**Task statement:**
Copy out all the entries exactly.

**Available data:**
# # # #

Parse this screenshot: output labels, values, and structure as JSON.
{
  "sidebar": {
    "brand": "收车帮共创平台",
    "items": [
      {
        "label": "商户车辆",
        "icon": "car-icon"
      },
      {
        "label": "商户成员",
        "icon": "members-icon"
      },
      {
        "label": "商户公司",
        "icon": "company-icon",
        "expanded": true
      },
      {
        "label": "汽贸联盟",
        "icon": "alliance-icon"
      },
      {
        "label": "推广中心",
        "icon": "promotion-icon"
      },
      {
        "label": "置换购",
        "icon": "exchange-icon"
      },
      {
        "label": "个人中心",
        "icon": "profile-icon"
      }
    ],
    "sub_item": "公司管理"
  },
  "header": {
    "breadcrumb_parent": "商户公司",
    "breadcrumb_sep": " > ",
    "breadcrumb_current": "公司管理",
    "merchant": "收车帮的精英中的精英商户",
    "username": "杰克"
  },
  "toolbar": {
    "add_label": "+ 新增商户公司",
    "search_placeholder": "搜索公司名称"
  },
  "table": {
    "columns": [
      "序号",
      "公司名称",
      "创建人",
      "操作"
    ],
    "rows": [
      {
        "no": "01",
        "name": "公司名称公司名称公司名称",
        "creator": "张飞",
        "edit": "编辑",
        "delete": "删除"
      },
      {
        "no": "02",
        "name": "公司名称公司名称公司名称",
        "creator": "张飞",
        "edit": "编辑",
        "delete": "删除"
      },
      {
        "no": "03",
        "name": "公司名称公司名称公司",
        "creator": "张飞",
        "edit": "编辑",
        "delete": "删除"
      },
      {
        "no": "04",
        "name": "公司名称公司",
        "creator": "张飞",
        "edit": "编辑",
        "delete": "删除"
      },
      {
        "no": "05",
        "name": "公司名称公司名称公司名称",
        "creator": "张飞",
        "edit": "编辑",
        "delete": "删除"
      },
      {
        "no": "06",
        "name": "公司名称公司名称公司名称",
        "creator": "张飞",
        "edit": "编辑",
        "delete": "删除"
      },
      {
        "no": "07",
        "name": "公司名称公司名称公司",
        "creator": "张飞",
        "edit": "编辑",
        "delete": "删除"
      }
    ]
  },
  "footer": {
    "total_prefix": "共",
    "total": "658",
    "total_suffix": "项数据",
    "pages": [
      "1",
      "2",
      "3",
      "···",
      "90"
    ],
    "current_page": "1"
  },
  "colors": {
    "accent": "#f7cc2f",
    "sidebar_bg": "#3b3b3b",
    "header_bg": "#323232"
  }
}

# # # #

**Task answer:**
Parse this screenshot: output labels, values, and structure as JSON.
{
  "sidebar": {
    "brand": "收车帮共创平台",
    "items": [
      {
        "label": "商户车辆",
        "icon": "car-icon"
      },
      {
        "label": "商户成员",
        "icon": "members-icon"
      },
      {
        "label": "商户公司",
        "icon": "company-icon",
        "expanded": true
      },
      {
        "label": "汽贸联盟",
        "icon": "alliance-icon"
      },
      {
        "label": "推广中心",
        "icon": "promotion-icon"
      },
      {
        "label": "置换购",
        "icon": "exchange-icon"
      },
      {
        "label": "个人中心",
        "icon": "profile-icon"
      }
    ],
    "sub_item": "公司管理"
  },
  "header": {
    "breadcrumb_parent": "商户公司",
    "breadcrumb_sep": " > ",
    "breadcrumb_current": "公司管理",
    "merchant": "收车帮的精英中的精英商户",
    "username": "杰克"
  },
  "toolbar": {
    "add_label": "+ 新增商户公司",
    "search_placeholder": "搜索公司名称"
  },
  "table": {
    "columns": [
      "序号",
      "公司名称",
      "创建人",
      "操作"
    ],
    "rows": [
      {
        "no": "01",
        "name": "公司名称公司名称公司名称",
        "creator": "张飞",
        "edit": "编辑",
        "delete": "删除"
      },
      {
        "no": "02",
        "name": "公司名称公司名称公司名称",
        "creator": "张飞",
        "edit": "编辑",
        "delete": "删除"
      },
      {
        "no": "03",
        "name": "公司名称公司名称公司",
        "creator": "张飞",
        "edit": "编辑",
        "delete": "删除"
      },
      {
        "no": "04",
        "name": "公司名称公司",
        "creator": "张飞",
        "edit": "编辑",
        "delete": "删除"
      },
      {
        "no": "05",
        "name": "公司名称公司名称公司名称",
        "creator": "张飞",
        "edit": "编辑",
        "delete": "删除"
      },
      {
        "no": "06",
        "name": "公司名称公司名称公司名称",
        "creator": "张飞",
        "edit": "编辑",
        "delete": "删除"
      },
      {
        "no": "07",
        "name": "公司名称公司名称公司",
        "creator": "张飞",
        "edit": "编辑",
        "delete": "删除"
      }
    ]
  },
  "footer": {
    "total_prefix": "共",
    "total": "658",
    "total_suffix": "项数据",
    "pages": [
      "1",
      "2",
      "3",
      "···",
      "90"
    ],
    "current_page": "1"
  },
  "colors": {
    "accent": "#f7cc2f",
    "sidebar_bg": "#3b3b3b",
    "header_bg": "#323232"
  }
}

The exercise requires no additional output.